━━ Records supplied ━━
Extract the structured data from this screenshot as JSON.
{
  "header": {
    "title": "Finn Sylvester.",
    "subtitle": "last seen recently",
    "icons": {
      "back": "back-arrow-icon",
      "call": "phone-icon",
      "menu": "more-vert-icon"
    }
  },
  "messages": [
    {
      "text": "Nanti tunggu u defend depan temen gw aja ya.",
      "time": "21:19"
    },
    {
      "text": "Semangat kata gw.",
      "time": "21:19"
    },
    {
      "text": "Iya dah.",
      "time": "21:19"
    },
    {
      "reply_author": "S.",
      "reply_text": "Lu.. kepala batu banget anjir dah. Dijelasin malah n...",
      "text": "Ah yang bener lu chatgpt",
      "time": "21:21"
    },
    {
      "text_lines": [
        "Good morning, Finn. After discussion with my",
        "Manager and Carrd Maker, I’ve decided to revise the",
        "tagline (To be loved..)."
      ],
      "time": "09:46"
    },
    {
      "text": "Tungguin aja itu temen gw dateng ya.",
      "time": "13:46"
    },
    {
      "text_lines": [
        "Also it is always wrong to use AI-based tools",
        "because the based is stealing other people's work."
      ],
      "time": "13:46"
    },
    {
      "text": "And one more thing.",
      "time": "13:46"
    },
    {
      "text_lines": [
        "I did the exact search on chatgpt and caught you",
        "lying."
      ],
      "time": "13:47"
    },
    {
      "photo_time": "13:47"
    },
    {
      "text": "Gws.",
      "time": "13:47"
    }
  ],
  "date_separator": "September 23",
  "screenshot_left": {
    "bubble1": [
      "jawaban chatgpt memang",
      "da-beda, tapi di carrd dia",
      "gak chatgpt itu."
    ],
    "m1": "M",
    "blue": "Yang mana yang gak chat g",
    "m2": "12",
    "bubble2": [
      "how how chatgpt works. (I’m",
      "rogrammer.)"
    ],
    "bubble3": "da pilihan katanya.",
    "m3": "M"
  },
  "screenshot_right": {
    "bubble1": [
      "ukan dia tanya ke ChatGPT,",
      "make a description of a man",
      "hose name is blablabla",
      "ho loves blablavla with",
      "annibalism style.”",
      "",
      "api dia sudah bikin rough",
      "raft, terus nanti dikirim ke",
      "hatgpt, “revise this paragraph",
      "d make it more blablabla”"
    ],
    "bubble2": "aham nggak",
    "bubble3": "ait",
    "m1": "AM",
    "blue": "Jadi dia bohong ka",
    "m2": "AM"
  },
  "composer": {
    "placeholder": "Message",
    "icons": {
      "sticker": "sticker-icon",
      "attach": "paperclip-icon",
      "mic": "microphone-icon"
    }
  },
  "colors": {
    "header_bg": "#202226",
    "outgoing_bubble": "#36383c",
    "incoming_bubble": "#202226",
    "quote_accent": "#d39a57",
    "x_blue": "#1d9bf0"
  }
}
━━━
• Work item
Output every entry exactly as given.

• Solution
Extract the structured data from this screenshot as JSON.
{
  "header": {
    "title": "Finn Sylvester.",
    "subtitle": "last seen recently",
    "icons": {
      "back": "back-arrow-icon",
      "call": "phone-icon",
      "menu": "more-vert-icon"
    }
  },
  "messages": [
    {
      "text": "Nanti tunggu u defend depan temen gw aja ya.",
      "time": "21:19"
    },
    {
      "text": "Semangat kata gw.",
      "time": "21:19"
    },
    {
      "text": "Iya dah.",
      "time": "21:19"
    },
    {
      "reply_author": "S.",
      "reply_text": "Lu.. kepala batu banget anjir dah. Dijelasin malah n...",
      "text": "Ah yang bener lu chatgpt",
      "time": "21:21"
    },
    {
      "text_lines": [
        "Good morning, Finn. After discussion with my",
        "Manager and Carrd Maker, I’ve decided to revise the",
        "tagline (To be loved..)."
      ],
      "time": "09:46"
    },
    {
      "text": "Tungguin aja itu temen gw dateng ya.",
      "time": "13:46"
    },
    {
      "text_lines": [
        "Also it is always wrong to use AI-based tools",
        "because the based is stealing other people's work."
      ],
      "time": "13:46"
    },
    {
      "text": "And one more thing.",
      "time": "13:46"
    },
    {
      "text_lines": [
        "I did the exact search on chatgpt and caught you",
        "lying."
      ],
      "time": "13:47"
    },
    {
      "photo_time": "13:47"
    },
    {
      "text": "Gws.",
      "time": "13:47"
    }
  ],
  "date_separator": "September 23",
  "screenshot_left": {
    "bubble1": [
      "jawaban chatgpt memang",
      "da-beda, tapi di carrd dia",
      "gak chatgpt itu."
    ],
    "m1": "M",
    "blue": "Yang mana yang gak chat g",
    "m2": "12",
    "bubble2": [
      "how how chatgpt works. (I’m",
      "rogrammer.)"
    ],
    "bubble3": "da pilihan katanya.",
    "m3": "M"
  },
  "screenshot_right": {
    "bubble1": [
      "ukan dia tanya ke ChatGPT,",
      "make a description of a man",
      "hose name is blablabla",
      "ho loves blablavla with",
      "annibalism style.”",
      "",
      "api dia sudah bikin rough",
      "raft, terus nanti dikirim ke",
      "hatgpt, “revise this paragraph",
      "d make it more blablabla”"
    ],
    "bubble2": "aham nggak",
    "bubble3": "ait",
    "m1": "AM",
    "blue": "Jadi dia bohong ka",
    "m2": "AM"
  },
  "composer": {
    "placeholder": "Message",
    "icons": {
      "sticker": "sticker-icon",
      "attach": "paperclip-icon",
      "mic": "microphone-icon"
    }
  },
  "colors": {
    "header_bg": "#202226",
    "outgoing_bubble": "#36383c",
    "incoming_bubble": "#202226",
    "quote_accent": "#d39a57",
    "x_blue": "#1d9bf0"
  }
}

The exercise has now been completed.